The records below are to be written out again, exactly as they appear.

Excerpted records
Start of Block
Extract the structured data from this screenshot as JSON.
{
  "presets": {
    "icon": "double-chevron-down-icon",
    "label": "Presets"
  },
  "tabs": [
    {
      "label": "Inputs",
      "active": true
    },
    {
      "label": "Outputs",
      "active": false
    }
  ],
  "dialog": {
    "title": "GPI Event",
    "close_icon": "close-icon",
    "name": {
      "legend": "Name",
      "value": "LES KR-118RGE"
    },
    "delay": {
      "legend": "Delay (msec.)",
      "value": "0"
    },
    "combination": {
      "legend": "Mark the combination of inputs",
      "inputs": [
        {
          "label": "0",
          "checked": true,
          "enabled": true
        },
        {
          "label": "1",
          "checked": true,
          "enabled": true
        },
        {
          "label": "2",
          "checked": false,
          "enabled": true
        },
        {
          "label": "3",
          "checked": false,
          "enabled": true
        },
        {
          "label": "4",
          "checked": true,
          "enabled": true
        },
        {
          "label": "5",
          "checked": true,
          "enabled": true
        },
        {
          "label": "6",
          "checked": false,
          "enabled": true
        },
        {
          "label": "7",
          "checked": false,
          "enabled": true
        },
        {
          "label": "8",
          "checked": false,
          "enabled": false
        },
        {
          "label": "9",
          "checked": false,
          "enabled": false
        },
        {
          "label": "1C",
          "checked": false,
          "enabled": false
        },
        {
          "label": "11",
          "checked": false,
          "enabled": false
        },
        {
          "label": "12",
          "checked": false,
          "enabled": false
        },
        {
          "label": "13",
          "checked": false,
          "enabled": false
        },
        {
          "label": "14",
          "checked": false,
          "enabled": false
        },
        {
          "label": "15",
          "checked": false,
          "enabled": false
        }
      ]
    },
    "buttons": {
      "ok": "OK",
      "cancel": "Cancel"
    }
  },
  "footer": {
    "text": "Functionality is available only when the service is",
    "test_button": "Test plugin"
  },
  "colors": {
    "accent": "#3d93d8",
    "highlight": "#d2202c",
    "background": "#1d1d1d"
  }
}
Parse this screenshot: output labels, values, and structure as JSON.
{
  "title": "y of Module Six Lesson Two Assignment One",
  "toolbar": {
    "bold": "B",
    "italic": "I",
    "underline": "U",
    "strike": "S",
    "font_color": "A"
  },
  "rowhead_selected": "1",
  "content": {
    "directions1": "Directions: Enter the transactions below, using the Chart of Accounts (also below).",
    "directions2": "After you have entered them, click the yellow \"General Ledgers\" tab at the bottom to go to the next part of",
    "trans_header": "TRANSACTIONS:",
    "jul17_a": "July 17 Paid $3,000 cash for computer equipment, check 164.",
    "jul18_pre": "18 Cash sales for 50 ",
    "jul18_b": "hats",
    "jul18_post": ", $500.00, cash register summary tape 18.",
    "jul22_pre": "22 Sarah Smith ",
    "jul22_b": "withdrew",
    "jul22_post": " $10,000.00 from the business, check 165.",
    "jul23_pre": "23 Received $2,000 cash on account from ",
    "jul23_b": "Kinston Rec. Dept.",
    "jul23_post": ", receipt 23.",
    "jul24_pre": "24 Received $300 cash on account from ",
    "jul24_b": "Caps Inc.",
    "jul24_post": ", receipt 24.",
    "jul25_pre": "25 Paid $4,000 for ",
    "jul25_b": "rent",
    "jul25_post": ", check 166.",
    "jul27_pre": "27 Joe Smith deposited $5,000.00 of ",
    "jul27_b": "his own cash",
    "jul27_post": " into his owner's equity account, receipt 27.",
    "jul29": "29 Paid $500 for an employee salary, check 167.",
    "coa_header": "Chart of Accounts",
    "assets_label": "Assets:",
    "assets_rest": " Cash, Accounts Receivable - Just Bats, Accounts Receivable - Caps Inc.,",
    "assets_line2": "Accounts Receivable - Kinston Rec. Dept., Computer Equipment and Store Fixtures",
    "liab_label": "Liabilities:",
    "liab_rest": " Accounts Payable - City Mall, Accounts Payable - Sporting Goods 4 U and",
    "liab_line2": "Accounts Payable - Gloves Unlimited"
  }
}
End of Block
Expected answer
Extract the structured data from this screenshot as JSON.
{
  "presets": {
    "icon": "double-chevron-down-icon",
    "label": "Presets"
  },
  "tabs": [
    {
      "label": "Inputs",
      "active": true
    },
    {
      "label": "Outputs",
      "active": false
    }
  ],
  "dialog": {
    "title": "GPI Event",
    "close_icon": "close-icon",
    "name": {
      "legend": "Name",
      "value": "LES KR-118RGE"
    },
    "delay": {
      "legend": "Delay (msec.)",
      "value": "0"
    },
    "combination": {
      "legend": "Mark the combination of inputs",
      "inputs": [
        {
          "label": "0",
          "checked": true,
          "enabled": true
        },
        {
          "label": "1",
          "checked": true,
          "enabled": true
        },
        {
          "label": "2",
          "checked": false,
          "enabled": true
        },
        {
          "label": "3",
          "checked": false,
          "enabled": true
        },
        {
          "label": "4",
          "checked": true,
          "enabled": true
        },
        {
          "label": "5",
          "checked": true,
          "enabled": true
        },
        {
          "label": "6",
          "checked": false,
          "enabled": true
        },
        {
          "label": "7",
          "checked": false,
          "enabled": true
        },
        {
          "label": "8",
          "checked": false,
          "enabled": false
        },
        {
          "label": "9",
          "checked": false,
          "enabled": false
        },
        {
          "label": "1C",
          "checked": false,
          "enabled": false
        },
        {
          "label": "11",
          "checked": false,
          "enabled": false
        },
        {
          "label": "12",
          "checked": false,
          "enabled": false
        },
        {
          "label": "13",
          "checked": false,
          "enabled": false
        },
        {
          "label": "14",
          "checked": false,
          "enabled": false
        },
        {
          "label": "15",
          "checked": false,
          "enabled": false
        }
      ]
    },
    "buttons": {
      "ok": "OK",
      "cancel": "Cancel"
    }
  },
  "footer": {
    "text": "Functionality is available only when the service is",
    "test_button": "Test plugin"
  },
  "colors": {
    "accent": "#3d93d8",
    "highlight": "#d2202c",
    "background": "#1d1d1d"
  }
}
Parse this screenshot: output labels, values, and structure as JSON.
{
  "title": "y of Module Six Lesson Two Assignment One",
  "toolbar": {
    "bold": "B",
    "italic": "I",
    "underline": "U",
    "strike": "S",
    "font_color": "A"
  },
  "rowhead_selected": "1",
  "content": {
    "directions1": "Directions: Enter the transactions below, using the Chart of Accounts (also below).",
    "directions2": "After you have entered them, click the yellow \"General Ledgers\" tab at the bottom to go to the next part of",
    "trans_header": "TRANSACTIONS:",
    "jul17_a": "July 17 Paid $3,000 cash for computer equipment, check 164.",
    "jul18_pre": "18 Cash sales for 50 ",
    "jul18_b": "hats",
    "jul18_post": ", $500.00, cash register summary tape 18.",
    "jul22_pre": "22 Sarah Smith ",
    "jul22_b": "withdrew",
    "jul22_post": " $10,000.00 from the business, check 165.",
    "jul23_pre": "23 Received $2,000 cash on account from ",
    "jul23_b": "Kinston Rec. Dept.",
    "jul23_post": ", receipt 23.",
    "jul24_pre": "24 Received $300 cash on account from ",
    "jul24_b": "Caps Inc.",
    "jul24_post": ", receipt 24.",
    "jul25_pre": "25 Paid $4,000 for ",
    "jul25_b": "rent",
    "jul25_post": ", check 166.",
    "jul27_pre": "27 Joe Smith deposited $5,000.00 of ",
    "jul27_b": "his own cash",
    "jul27_post": " into his owner's equity account, receipt 27.",
    "jul29": "29 Paid $500 for an employee salary, check 167.",
    "coa_header": "Chart of Accounts",
    "assets_label": "Assets:",
    "assets_rest": " Cash, Accounts Receivable - Just Bats, Accounts Receivable - Caps Inc.,",
    "assets_line2": "Accounts Receivable - Kinston Rec. Dept., Computer Equipment and Store Fixtures",
    "liab_label": "Liabilities:",
    "liab_rest": " Accounts Payable - City Mall, Accounts Payable - Sporting Goods 4 U and",
    "liab_line2": "Accounts Payable - Gloves Unlimited"
  }
}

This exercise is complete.